- With urban freight delivery growth expected to expand 40% by 2050, municipal and business leaders must collaborate to develop smart logistics infrastructure and ensure congestion does not get out of hand, according to the 2017 MHI Annual Industry Report.
- Current planning initiatives to help curb congestion include using shopping malls as logistics hubs, establishing off-hour delivery hours, autonomous or low-emission urban delivery vehicles, establishing smaller, city distribution centers, facilitating curbside deliveries with sensors and delivering traffic information by mobile app.
- Yet, of the more than 1,000 survey respondents, 50% had not heard of a smart city. Of those who had, however, 36% said they had either begun to collaborate, plan or invest, while only 8% indicated no willingness to collaborate in the project.

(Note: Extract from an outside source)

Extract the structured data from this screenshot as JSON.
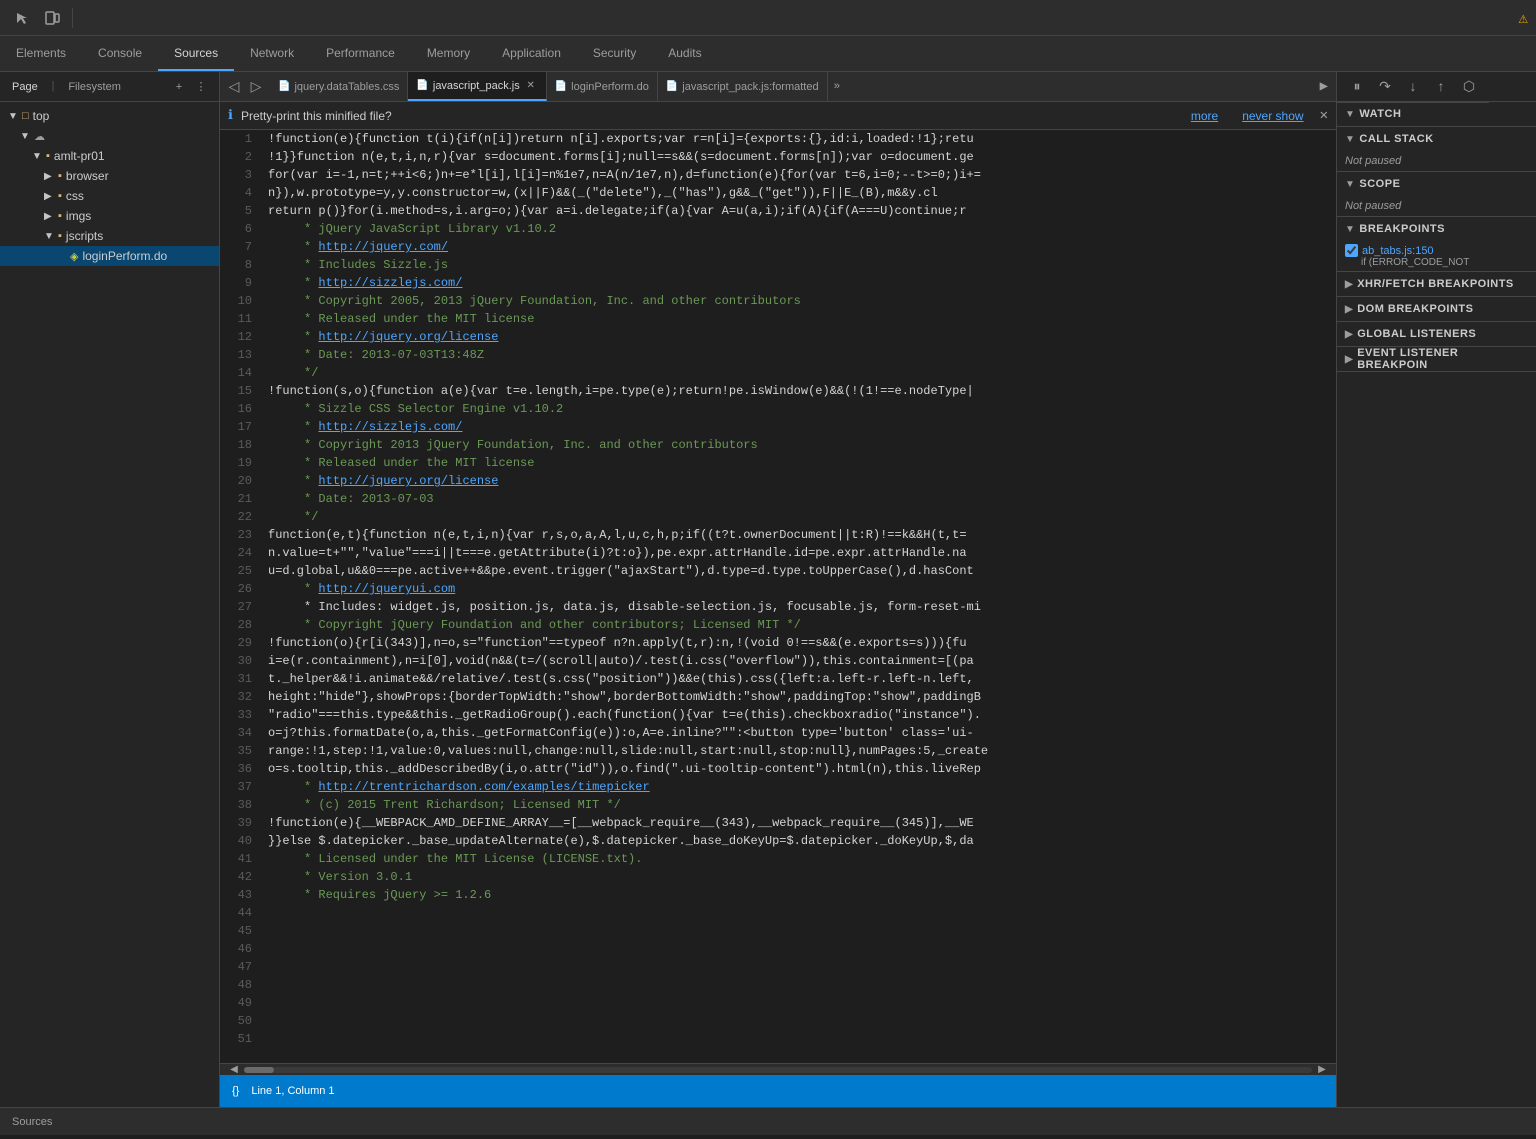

Smart cities require more than just strong urban planning teams and high use of technology, but also an active and willing stakeholder participation that includes logistics professionals. In fact, supply chains may be among the industries with the highest gains from increased smart city infrastructure.
For one, recent reports and historical experience show logistics congestion can stifle any industry's growth. A recent report by the American Chemistry Council found the industry projects over $40 billion in costs from side effects of congestion, which include excess inventory from transportation delays as well as capital expenditures to renew equipment or infrastructure.
Recent examples, such as the Atlanta I-85 bridge collapse, also show how pivotal traffic management is to avoid severe transportation delays in key arteries. And of course, few could forget how the West Coast port strikes and congestion from numerous events led to severe business losses and even GDP drops at the national level.
Smart technology promises to help address some of these inefficiencies. Some port authorities boast their status as a 'smart port,' routing or scheduling truck driver access through mobile apps, or fully automating terminals to avoid in-port congestion.
However, a significant amount of congestion is due to the supply chain's last mile infrastructure, which requires small package or less than truckload delivery throughout urban zones.
To facilitate this, some researchers are calling upon the Department of Transportation to more actively share traffic, road repair and other data with trucking companies so they can more effectively plan routes and diminish transport times. Similarly, startups are proposing drones could help take trucks off small roads, and manufacturers are beginning to equip their vehicles with sensors to receive traffic data from local infrastructure (where applicable).
The age of vehicle-to-vehicle and vehicle-to-infrastructure communication is not far. But ahead of such technology-based initiatives, the Deloitte and MHI report reveal city planners can work directly with businesses to establish less capital-intensive methods to avoid congestion.
Delivery hours can be arranged with trucking companies, warehouses and local businesses to receive shipments outside of rush hour. Similarly, working on regulations to pilot autonomous delivery projects or incentivize smaller, spread out warehouses (rather than big box zones) could help spread traffic. Solutions abound for those willing to engage stakeholders, and at least in the supply chain, logistics professionals seem more than willing to collaborate.